Amazon de-ranks so-called adult books, including National Book Award winner
One of these books has been removed from Amazon's sales rankings because of "adult" content; the other has not.
"American Psycho" is Bret Easton Ellis' story of a sadistic murderer. "Unfriendly Fire" is a well-reviewed empirical analysis of military policy. But it's "Unfriendly Fire" that does not have a sales rank -- which means it would not show up in Amazon's bestseller lists, even if it sold more copies than the "Twilight" series. In some cases, being de-ranked also means being removed from Amazon's search results.
Amazon's policy of removing "adult" content from its rankings seems to be both new and unevenly implemented. On Saturday, self-published author Mark R. Probst noticed that his book had lost its ranking, and made inquiries. The response he got from Amazon's customer service explained:
In consideration of our entire customer base, we exclude “adult” material from appearing in some searches and best seller lists.

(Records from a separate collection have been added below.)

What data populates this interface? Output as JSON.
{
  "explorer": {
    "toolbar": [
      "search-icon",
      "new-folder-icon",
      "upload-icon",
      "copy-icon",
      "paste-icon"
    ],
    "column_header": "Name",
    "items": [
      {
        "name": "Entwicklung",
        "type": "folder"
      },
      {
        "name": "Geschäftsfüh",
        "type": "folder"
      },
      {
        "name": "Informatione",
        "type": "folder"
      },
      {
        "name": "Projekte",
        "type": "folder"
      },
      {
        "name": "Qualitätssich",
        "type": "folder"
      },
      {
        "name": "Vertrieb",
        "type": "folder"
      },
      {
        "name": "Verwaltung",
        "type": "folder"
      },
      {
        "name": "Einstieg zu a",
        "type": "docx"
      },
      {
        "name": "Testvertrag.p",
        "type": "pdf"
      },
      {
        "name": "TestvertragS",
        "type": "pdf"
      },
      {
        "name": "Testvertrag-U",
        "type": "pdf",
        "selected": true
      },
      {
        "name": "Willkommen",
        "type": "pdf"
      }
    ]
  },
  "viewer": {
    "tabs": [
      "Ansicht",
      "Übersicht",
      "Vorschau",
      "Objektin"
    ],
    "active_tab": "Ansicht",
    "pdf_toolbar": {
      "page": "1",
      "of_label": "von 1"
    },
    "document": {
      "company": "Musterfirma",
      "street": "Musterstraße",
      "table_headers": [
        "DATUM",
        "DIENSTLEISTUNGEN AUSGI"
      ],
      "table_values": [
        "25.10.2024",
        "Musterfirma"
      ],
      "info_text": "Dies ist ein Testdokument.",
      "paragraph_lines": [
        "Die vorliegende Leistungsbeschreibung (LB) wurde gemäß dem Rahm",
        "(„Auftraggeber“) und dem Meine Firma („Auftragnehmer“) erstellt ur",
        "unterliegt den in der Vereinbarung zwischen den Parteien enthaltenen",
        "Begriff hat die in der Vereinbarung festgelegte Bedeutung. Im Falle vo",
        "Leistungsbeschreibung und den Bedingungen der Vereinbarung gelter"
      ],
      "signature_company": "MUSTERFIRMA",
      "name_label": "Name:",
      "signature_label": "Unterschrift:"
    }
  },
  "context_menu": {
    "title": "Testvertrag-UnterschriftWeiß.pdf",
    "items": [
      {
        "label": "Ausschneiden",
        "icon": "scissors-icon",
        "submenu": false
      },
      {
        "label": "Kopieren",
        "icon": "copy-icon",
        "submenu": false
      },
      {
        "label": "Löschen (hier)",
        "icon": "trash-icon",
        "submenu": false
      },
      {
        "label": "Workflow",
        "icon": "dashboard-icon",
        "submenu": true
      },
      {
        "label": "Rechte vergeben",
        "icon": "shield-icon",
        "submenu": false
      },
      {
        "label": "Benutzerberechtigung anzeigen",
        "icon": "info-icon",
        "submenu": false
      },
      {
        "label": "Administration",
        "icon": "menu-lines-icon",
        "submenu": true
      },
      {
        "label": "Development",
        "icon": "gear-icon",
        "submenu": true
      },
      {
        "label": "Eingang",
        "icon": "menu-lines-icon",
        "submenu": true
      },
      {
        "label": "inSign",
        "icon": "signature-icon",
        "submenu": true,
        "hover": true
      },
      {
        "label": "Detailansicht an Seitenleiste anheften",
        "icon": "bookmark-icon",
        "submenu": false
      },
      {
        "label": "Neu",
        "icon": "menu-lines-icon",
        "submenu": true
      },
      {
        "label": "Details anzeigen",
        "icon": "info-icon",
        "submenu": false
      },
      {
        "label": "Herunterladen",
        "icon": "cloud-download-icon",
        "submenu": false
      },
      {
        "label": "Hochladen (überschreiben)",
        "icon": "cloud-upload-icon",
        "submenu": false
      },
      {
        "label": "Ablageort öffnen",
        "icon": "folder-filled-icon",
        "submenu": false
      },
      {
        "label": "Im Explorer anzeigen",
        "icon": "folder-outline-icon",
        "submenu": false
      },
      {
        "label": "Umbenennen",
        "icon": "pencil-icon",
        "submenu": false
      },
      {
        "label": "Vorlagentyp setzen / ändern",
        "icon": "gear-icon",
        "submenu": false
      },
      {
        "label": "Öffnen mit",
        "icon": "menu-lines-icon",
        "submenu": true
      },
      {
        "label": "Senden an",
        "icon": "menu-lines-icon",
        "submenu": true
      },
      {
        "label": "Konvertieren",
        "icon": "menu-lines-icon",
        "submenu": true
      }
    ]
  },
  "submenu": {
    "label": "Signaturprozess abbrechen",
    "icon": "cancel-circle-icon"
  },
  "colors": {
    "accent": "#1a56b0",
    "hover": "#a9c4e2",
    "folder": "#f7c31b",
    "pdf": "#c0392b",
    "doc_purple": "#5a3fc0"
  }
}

Since these lists are generated using sales ranks, adult materials must also be excluded from that feature.
Probst wrote a novel for young adults with gay characters set in the old West; he was concerned that gay-friendly books were being unfairly targeted. Amazon has not responded to the L.A. Times request for clarification.
Our research shows that these books have lost their ranking: "Running with Scissors" by Augusten Burroughs, "Rubyfruit Jungle" by Rita Mae Brown, "Fun Home: A Family Tragicomic" by Alison Bechdel, "The History of Sexuality, Vol. 1" by Michel Foucault, "Bastard Out of Carolina" by Dorothy Allison (2005 Plume edition), "Little Birds: Erotica" by Anais Nin, "The Diving Bell and the Butterfly" by Jean-Dominque Bauby (1997 Knopf edition), "Maurice" by E.M. Forster (2005 W.W. Norton edition) and "Becoming a Man" by Paul Monette, which won the 1992 National Book Award.
Books that remain ranked include: "Naked" by David Sedaris, "Tropic of Cancer" by Henry Miller, "American Psycho" by Bret Easton Ellis, "Wifey" by Judy Blume, "The Kiss" by Kathryn Harrison, the photobooks "Playboy: Helmut Newton" and "Playboy: Six Decades of Centerfolds," "Naked Lunch" by William Burroughs, "Incest: From 'A Journal of Love'" by Anais Nin, "The Diving Bell and the Butterfly" by Jean-Dominque Bauby (2007 Vintage International edition), "Maurice" by E.M. Forster (2005 Penguin Classics edition).
Certainly many of the books that are no longer ranked are no more "adult" than many of those that are -- as the list above shows, the same book, by different publishers, might meet either fate. And Kindle editions of some books remain ranked. "Unfriendly Fire," for example, is #1 in Gay and Lesbian Nonfiction on the Kindle -- even as the hardcover of the book, which was released on March 3, does not show up at all when searched for.
When book critic Bethanne Patrick came across the news, she posted in on Twitter, where it circulated rapidly. Sunday afternoon it took just an hour for the hashtag #amazonfail to become the top trending topic on the site. An online petition was created. A site run by romance writers started an effort to redefine the phrase "Amazon rank" as "To censor and exclude on the basis of adult content in literature (except for Playboy, Penthouse, dogfighting and graphic novels depicting incest orgies)."
But as troubling as the unevenness of the policy of un-ranking and de-searching certain titles might be, it's a bit beside the point. It's the action itself that is troubling: making books harder to find, or keeping them off bestseller lists on the basis of their content can't be a good idea.
-- Carolyn Kellogg